The US Consumer Product Safety Commission (CPSC) is to vote on recommendations made by Intertek and the American Apparel and Footwear Association (AAFA) related to the testing of children's goods.

The CPSC's approval of their guidance document on Consumer Product Safety Improvement Act (CPSIA) testing and certification procedures would codify Intertek and AAFA's recommendations as formal, accepted agency policy.

Intertek said it anticipates that successful adoption of the policies would "save manufacturers millions while improving reliability of product testing" for products including apparel.

The Consumer Product Safety Improvement Act of 2008 (CPSIA) mandates certification and testing requirements for such products, but Intertek said testing labs are restricted to test only final finished products for defined safety standards, such as lead paint, under the policy.
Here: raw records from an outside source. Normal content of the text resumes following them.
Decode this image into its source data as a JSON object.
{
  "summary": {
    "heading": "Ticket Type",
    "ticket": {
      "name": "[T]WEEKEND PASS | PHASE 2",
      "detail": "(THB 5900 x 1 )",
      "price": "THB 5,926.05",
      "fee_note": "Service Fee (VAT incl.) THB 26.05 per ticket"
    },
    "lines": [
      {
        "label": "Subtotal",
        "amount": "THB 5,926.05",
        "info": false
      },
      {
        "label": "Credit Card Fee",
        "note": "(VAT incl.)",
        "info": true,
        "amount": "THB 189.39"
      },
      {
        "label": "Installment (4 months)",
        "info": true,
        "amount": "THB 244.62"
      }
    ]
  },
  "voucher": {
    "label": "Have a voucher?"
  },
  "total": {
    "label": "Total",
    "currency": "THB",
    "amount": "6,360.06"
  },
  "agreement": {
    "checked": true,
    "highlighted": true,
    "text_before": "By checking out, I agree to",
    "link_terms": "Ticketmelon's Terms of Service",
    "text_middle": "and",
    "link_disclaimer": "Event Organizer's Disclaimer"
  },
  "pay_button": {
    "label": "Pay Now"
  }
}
It said because children's products are often sprayed or painted in small areas, a large number of finished product samples needed to be provided, destroyed and discarded in the testing process, representing an enormous cost to manufacturers and related businesses.

"In response to this dilemma, Intertek and the AAFA asked for formal recognition of three specific test methods to detect lead in paint and other surface coatings," a statement said.

The two groups had requested the CPSC to approve processes of "spray sampling" (painting an entire product with the same color of paint, giving lab workers more surface coating to test), "multiple stamping" (stamping products repeatedly with the same paint or ink appliqué to garner a larger sample), and "finished component testing" (allowing painted buttons, for example, to be tested before they are sewn onto the garment).